The smile it brought felt too big for her face. She decided to keep the other letters for when he was away again, turned off the PDA and zipped up the nylon case. She turned off the baby monitor and went upstairs.

In the bedroom, John was putting dirty clothes in the hamper. He didn't look up when she paused in the doorway. "I missed you," he said quietly. "I felt like we'd never been so far apart."

"We haven't," Dana said. "Not for months."

"I fell in love with you like a car crash," he said, still not looking at her.

Dana crossed the room and wrapped her arms around him. She didn't know how what she felt for him had come to be. Love had simply come.

"I love you too," she said softly.

He turned in her arms and kissed her. "I'd like to take a shower. I'm grimy."

"Okay. Do you need some dinner? Did they feed you on the plane?"

"Sort of—it was this weird lasagna-like substance. Have you eaten?"

"Not yet. It's been too hot to cook."

"Do you want to order in?"

"No . . . I'll put something together. I bought deli meat, would you like a sub? Turkey and provolone on multi-grain?"

"It sounds very good for you."

"That's the idea." She ran her hands over his chest. "You're my guy now. Taking care of you is in the job description."

His smile was very tender. "A sandwich would be great."

"Good."

"I'll make it a quick shower."

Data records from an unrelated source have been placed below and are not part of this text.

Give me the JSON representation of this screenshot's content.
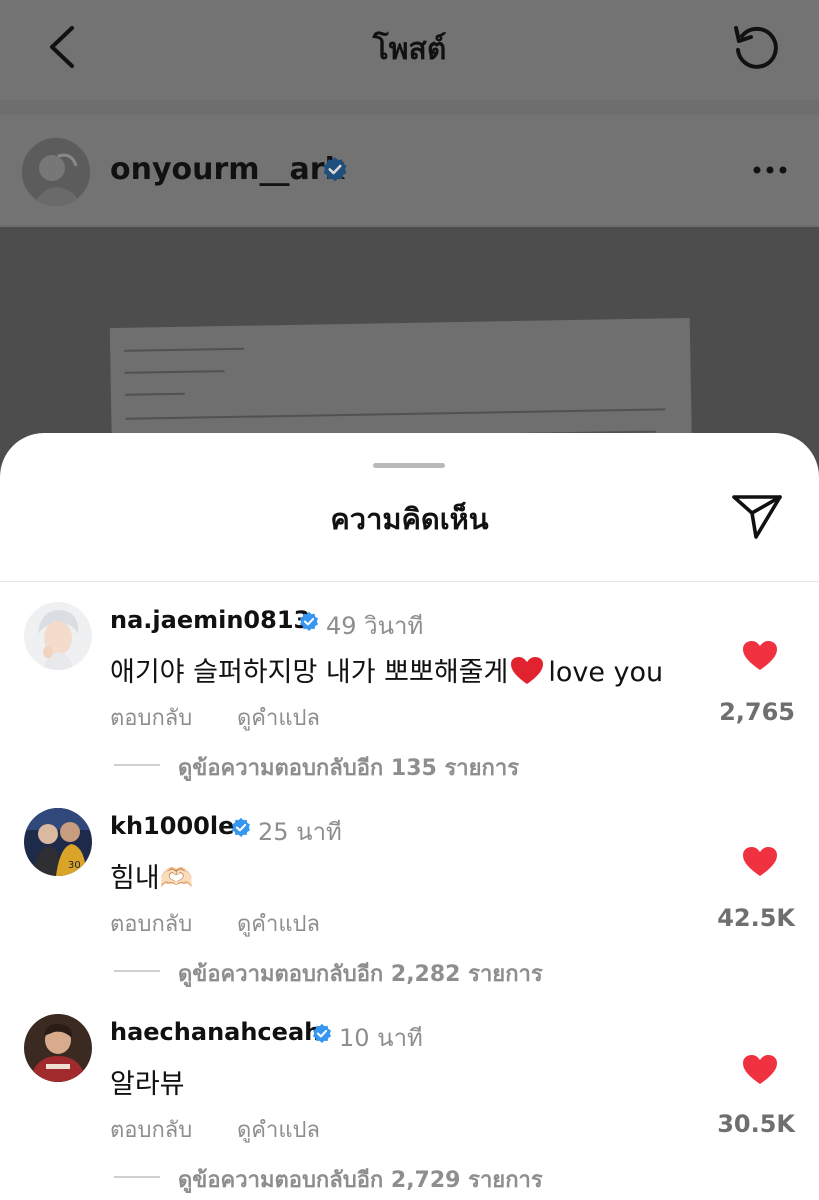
{
  "header": {
    "title": "โพสต์",
    "back_icon": "chevron-left-icon",
    "refresh_icon": "refresh-icon"
  },
  "post": {
    "author": "onyourm__ark",
    "verified": true,
    "more_icon": "more-horizontal-icon"
  },
  "comments_sheet": {
    "title": "ความคิดเห็น",
    "share_icon": "send-icon",
    "comments": [
      {
        "username": "na.jaemin0813",
        "verified": true,
        "time": "49 วินาที",
        "text": "애기야 슬퍼하지망 내가 뽀뽀해줄게",
        "text_suffix": "love you",
        "reply_label": "ตอบกลับ",
        "translate_label": "ดูคำแปล",
        "likes": "2,765",
        "view_replies": "ดูข้อความตอบกลับอีก 135 รายการ"
      },
      {
        "username": "kh1000le",
        "verified": true,
        "time": "25 นาที",
        "text": "힘내🫶🏻",
        "text_suffix": "",
        "reply_label": "ตอบกลับ",
        "translate_label": "ดูคำแปล",
        "likes": "42.5K",
        "view_replies": "ดูข้อความตอบกลับอีก 2,282 รายการ"
      },
      {
        "username": "haechanahceah",
        "verified": true,
        "time": "10 นาที",
        "text": "알라뷰",
        "text_suffix": "",
        "reply_label": "ตอบกลับ",
        "translate_label": "ดูคำแปล",
        "likes": "30.5K",
        "view_replies": "ดูข้อความตอบกลับอีก 2,729 รายการ"
      }
    ]
  },
  "colors": {
    "like_red": "#f0313f",
    "verified_blue": "#3797f0",
    "secondary_text": "#8e8e8e"
  }
}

"Okay." It took an effort to leave his arms—she loved the scent of his soap and end-of-the-day sweat, loved the feel of his soft shirt and the muscles beneath. She gave him a quick kiss and resolutely stepped away. She could feel his eyes on her as she left the room.

On the way downstairs Dana paused at Will's room and peeked in at him. The baby slept soundly, his fingers in his mouth. She smiled and left the door open.

In the kitchen she took out the makings for sandwiches from the fridge, as well as two red apples. She slathered the bread with brown mustard, layered the bread with romaine lettuce, turkey, tomatoes, pickles and cheese.

Part of her knew it was ridiculous to feel so happy doing this. The rest of her just felt happy. Her husband was home, her family was complete—and before the night was over they were going to make love.

Dana licked her lips and closed her eyes for a moment. She and John had had sex a grand total of seven times now—including a quickie in the front hall of her apartment while Monica impatiently honked her car horn below—and she wanted, very much, to add to that number.

Dana was slicing the sandwiches into halves when she felt John's hands on her shoulders. He kissed her neck and whispered, "Boo."

"Eek," she whispered back, and touched his cheek. "This is ready."

"Looks delicious." He stayed standing behind her, holding her around the waist, his face pressed against her neck.

She rested her hands on his forearms. "What is it?"

"The back of your neck smells like baby powder."

Dana inhaled, her hands gripping his wrists. She found her voice: "We should eat. It's getting late."

John kissed her neck and let go of her waist. "Looks good, babe," he said briskly, picking up the plates.